But in the end, without newsworthy confrontation, no one will ever hear contrary views. Mere protests are meaningless, and will be deflected. It is when Catholics and other Christians actually refuse to do as they are told, that the coverage begins — overwhelmingly negative. Of course, confrontation requires some God-given nerve, and will benefit from some tactical preparation. But don’t mince words.

Never expect the agents of publicity to be on your side; think one step ahead of them, instead. They won’t be on your side today or tomorrow, or until the day that you win everything, and even then, they won’t be on your side. For they will be on the side of power and comfort, as they always were. If the whole country turned Mediaeval Catholic, tomorrow morning, they would kneel and take up their Rosaries; and have as much faith as they had the day before.

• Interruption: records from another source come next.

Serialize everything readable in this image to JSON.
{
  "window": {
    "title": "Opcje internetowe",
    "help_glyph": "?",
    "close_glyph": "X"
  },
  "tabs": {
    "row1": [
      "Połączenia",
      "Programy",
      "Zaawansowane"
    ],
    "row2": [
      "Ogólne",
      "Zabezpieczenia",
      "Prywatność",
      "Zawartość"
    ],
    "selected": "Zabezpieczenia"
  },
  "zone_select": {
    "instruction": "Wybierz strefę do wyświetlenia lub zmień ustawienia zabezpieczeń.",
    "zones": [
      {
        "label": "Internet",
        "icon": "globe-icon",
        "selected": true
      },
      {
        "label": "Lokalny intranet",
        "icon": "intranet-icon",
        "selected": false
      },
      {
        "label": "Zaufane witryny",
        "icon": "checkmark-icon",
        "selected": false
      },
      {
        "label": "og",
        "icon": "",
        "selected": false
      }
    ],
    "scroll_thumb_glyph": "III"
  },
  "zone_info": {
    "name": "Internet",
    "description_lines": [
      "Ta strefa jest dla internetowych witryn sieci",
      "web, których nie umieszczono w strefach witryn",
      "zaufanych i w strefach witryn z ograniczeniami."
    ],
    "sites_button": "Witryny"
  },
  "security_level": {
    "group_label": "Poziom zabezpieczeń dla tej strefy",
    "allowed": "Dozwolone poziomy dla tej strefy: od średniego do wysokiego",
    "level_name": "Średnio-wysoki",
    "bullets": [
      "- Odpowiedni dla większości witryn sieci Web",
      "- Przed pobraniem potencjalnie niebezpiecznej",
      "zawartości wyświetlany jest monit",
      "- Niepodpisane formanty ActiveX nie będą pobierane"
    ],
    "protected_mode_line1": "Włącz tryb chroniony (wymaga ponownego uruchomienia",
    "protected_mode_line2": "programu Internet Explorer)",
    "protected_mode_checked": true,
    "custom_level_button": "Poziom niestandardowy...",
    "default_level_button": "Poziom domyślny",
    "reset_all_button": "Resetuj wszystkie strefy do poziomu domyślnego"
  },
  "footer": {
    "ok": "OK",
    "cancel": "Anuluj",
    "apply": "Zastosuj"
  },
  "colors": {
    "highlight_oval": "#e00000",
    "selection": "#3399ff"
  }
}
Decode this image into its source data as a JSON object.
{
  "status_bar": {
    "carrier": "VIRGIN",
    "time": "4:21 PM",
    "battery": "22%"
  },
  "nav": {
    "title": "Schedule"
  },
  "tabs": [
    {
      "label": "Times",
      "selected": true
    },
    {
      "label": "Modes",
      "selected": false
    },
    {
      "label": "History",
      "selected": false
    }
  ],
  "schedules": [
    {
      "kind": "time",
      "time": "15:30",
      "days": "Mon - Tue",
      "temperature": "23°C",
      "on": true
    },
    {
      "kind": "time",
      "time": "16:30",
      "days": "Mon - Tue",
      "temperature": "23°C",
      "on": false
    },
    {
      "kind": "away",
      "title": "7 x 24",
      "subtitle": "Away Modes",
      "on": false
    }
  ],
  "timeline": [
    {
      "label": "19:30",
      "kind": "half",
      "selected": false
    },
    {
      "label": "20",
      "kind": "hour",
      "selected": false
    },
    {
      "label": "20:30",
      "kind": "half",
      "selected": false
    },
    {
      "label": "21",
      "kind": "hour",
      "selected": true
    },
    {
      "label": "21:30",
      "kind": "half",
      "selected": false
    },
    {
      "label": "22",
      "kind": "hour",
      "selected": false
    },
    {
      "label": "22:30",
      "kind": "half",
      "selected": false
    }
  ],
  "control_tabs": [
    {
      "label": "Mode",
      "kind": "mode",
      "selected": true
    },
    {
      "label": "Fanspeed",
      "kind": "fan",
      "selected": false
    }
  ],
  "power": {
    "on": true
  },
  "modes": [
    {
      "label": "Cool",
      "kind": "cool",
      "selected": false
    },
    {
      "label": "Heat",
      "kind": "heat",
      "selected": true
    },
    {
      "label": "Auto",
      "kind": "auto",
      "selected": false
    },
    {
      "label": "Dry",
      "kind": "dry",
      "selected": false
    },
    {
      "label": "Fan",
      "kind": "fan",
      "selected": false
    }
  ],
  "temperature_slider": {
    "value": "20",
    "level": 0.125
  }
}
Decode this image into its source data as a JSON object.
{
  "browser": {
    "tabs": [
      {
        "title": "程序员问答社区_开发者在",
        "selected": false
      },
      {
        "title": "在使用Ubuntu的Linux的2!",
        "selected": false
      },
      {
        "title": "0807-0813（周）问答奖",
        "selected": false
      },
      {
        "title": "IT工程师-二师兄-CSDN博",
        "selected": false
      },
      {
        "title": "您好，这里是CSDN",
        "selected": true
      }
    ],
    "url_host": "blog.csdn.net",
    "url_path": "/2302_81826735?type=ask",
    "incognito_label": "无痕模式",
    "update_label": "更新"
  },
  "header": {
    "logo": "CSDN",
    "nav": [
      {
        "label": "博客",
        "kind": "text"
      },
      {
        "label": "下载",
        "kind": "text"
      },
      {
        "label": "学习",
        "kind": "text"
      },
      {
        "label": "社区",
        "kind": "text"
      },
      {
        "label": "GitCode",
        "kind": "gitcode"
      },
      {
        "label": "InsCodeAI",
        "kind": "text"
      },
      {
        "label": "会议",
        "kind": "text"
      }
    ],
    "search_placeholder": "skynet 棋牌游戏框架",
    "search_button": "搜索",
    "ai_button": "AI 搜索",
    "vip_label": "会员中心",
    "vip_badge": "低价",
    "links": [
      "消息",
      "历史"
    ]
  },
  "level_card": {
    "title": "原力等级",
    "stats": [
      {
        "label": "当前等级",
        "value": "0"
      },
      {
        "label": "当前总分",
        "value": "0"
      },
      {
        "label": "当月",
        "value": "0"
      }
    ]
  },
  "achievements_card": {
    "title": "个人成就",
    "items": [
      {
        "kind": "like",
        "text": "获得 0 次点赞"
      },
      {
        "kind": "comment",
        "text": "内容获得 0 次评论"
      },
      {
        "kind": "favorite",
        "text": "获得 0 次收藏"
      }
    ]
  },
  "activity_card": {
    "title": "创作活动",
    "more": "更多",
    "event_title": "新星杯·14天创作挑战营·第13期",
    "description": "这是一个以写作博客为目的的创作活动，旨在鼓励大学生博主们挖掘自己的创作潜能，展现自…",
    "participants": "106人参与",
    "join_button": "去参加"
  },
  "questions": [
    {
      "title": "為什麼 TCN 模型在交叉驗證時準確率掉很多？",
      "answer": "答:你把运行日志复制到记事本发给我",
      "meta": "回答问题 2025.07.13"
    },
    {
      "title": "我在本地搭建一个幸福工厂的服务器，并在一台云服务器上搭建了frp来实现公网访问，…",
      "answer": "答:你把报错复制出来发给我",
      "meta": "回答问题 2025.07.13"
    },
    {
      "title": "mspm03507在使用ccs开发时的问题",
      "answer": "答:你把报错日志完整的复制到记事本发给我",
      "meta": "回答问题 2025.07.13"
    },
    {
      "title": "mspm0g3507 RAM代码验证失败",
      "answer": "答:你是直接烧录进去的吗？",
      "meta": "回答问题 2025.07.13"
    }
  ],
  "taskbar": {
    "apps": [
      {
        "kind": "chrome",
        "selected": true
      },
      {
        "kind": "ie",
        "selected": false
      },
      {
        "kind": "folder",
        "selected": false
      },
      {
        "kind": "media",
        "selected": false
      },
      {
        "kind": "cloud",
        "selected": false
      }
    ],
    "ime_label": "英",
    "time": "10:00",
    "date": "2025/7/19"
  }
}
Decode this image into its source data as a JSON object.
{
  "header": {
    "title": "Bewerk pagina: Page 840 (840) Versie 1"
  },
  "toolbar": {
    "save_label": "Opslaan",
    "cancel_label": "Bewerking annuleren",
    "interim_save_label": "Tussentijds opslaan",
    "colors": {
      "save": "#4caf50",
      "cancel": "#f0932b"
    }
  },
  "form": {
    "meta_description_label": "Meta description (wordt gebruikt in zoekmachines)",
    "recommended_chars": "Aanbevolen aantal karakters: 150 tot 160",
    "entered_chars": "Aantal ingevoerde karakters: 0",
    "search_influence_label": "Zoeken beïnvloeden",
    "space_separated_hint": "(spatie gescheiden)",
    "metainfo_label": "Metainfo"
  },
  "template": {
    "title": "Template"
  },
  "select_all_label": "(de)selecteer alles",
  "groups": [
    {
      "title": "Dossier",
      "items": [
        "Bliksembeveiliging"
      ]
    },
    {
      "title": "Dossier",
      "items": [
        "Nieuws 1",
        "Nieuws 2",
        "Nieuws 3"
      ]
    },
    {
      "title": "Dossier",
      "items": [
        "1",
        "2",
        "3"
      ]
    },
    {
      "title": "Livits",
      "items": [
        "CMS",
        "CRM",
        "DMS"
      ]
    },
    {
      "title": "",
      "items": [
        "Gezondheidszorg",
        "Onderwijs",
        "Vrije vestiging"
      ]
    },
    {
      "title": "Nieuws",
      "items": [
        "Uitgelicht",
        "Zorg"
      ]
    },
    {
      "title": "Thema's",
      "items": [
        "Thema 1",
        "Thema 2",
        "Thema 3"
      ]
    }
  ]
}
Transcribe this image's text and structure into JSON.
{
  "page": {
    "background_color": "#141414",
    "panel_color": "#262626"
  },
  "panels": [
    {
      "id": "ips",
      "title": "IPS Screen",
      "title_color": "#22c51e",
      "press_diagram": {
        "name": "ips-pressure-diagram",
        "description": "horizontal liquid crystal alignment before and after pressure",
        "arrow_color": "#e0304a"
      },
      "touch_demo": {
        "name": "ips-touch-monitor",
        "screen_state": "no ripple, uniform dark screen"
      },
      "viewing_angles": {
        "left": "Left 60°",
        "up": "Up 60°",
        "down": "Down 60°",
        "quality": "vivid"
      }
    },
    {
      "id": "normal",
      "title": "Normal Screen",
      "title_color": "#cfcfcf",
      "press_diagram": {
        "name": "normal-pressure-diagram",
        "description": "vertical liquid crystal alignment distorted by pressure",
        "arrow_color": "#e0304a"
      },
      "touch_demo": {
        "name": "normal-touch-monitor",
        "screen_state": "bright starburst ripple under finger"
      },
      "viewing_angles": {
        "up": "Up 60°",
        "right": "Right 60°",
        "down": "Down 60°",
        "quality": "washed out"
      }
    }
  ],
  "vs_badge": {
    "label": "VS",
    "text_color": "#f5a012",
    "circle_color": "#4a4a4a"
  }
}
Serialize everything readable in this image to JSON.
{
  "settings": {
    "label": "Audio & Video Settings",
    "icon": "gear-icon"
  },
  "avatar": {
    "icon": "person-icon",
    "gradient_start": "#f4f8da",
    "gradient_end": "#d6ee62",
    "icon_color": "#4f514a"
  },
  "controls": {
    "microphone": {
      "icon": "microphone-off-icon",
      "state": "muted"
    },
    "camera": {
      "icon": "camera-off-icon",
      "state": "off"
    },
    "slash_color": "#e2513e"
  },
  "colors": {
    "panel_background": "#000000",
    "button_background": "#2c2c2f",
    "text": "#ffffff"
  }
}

I am saying that we must accommodate reality; which requires real toughness of spirit. And we have not been doing a good job of that. If there is one thing I might hope, arising from the present controversy, it is that more faithful Catholics will realize that Twisted Nanny is not their friend.

Though I think we are right to state our grievances plainly, I do not think it will do much good. Nor, as I’ve hinted, do I seriously believe the majority of nominal Catholics in this country will rise to the banner. Polls indicate they much prefer Mammon.

This is from many causes, originating ultimately in failures within the Church herself — which was already retreating before Vatican II. The majority of Catholics now go with the flow. How, anyway, can they defend Catholic principles they were never taught? They more or less accept Twisted Nanny’s moral instruction, even when it directly violates that of their Church.

Pray for their souls, but don’t worry about them, on the practical level: for they will disappear. They have no foundations, no real opinions, and they don’t breed. The generation that follows “nominal Catholics” are not even nominal. The generation after that does not even get born. Over time, only the faithful remain.

Focus on what is within our power, which starts not with “outreach” and “dialogue” but with rebuilding our Church. For she is very weak, and we must make her strong.

Still, I cannot reasonably criticize those who today, like the CCRL, did not make the bargain, but inherit its effects; just as I can hardly blame Protestants for their inheritance of five hundred years. We must deal with the fallout from all historical mistakes. Yet we must try to understand what they were.

The Catholics of a previous generation, who welcomed financial dependence on the State, and eagerly accepted funding for Catholic schools and all of our declining charitable institutions, did not appreciate the full significance of their Faustian bargain. The paperwork of the secular bureaucracies now reaches through every rectory. The State’s priorities displace our own. From being our civil servants, we have become theirs. We serve the State’s very secular agenda, hop and bow to fulfil the conditions, haplessly beg for another State dime.

This is not something that I am predicting, rather something that already is. If the power of the State were reduced to a tenth, and the power of the Church increased ten times, we would still be their insignificant other.


“News from a foreign country came, as if my treasures and my joys lay there.”

I am quoting from the seventeenth-century mystic Thomas Traherne, who understood what L. P. Hartley understood, but at a level more profound. The past is a foreign country to be sure, one to which we can now return only in our imagination. The past is irrecoverably the past.

But: “There’s another country, I’ve heard of long ago, most dear to them that love her, most great to them that know.”

It does not follow from what I have said that we must go underground, as Catholics often did in previous centuries. I think that we are already there. And so I think it is time we started playing our glow-worm part. If we want to avoid State interference and dictation, we must eventually stop even asking for the State’s help, and pay our own way, every penny. And by pay, I do not only mean with what money Twisted Nanny happens to leave in our own pockets.

For the Cross will remind us what the fees are.